* Task instructions
Across the entries below, the lines containing "filters" should be counted and only their number returned.

--- Data supplied ---

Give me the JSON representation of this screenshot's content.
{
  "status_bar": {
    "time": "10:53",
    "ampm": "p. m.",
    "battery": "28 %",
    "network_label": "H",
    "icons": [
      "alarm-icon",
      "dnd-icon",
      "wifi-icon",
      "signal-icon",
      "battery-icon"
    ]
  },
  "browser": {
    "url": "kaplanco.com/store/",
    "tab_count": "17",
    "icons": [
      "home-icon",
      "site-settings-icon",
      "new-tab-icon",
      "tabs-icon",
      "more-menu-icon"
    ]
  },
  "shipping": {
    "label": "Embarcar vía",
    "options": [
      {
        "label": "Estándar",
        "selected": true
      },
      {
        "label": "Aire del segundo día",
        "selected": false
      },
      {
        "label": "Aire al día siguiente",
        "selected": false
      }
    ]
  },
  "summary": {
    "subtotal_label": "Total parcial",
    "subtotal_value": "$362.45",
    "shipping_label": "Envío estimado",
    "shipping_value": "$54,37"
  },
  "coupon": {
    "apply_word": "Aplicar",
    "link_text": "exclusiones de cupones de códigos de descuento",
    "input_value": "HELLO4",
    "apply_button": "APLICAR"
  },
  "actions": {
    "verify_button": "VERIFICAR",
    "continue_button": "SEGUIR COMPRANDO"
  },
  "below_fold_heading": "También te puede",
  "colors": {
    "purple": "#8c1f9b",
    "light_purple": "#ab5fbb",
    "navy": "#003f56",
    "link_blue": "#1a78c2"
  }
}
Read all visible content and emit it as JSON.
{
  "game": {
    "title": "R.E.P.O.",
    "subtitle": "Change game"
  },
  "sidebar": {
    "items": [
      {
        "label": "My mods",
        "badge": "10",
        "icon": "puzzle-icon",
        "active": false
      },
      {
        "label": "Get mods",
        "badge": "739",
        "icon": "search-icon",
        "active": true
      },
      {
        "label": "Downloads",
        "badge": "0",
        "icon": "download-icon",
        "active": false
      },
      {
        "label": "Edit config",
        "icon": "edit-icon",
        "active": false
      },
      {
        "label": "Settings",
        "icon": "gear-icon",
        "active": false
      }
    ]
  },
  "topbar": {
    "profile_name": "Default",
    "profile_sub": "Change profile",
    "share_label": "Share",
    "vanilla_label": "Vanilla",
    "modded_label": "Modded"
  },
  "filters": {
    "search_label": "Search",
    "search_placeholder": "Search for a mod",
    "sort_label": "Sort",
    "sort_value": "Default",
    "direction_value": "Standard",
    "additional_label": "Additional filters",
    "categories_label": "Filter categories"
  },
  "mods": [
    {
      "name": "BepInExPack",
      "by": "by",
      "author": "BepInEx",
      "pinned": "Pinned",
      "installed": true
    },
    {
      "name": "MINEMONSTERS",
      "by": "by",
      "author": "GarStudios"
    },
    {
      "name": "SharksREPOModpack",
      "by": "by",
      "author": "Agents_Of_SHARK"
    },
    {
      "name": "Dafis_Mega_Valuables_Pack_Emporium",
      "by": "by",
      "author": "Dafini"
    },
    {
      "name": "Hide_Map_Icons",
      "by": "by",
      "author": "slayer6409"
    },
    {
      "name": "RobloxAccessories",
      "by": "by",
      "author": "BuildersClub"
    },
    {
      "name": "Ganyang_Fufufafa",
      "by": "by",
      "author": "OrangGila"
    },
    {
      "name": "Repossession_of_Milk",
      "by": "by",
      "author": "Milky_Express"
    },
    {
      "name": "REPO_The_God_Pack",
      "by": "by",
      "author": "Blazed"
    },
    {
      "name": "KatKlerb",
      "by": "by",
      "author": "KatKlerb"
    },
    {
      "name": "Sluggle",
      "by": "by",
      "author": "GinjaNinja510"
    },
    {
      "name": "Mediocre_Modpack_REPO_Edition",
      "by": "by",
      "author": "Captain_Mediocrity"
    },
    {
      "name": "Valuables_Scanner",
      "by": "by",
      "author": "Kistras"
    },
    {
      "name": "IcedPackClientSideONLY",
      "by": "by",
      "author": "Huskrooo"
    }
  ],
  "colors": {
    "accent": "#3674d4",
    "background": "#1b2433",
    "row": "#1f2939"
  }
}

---

* Task output
2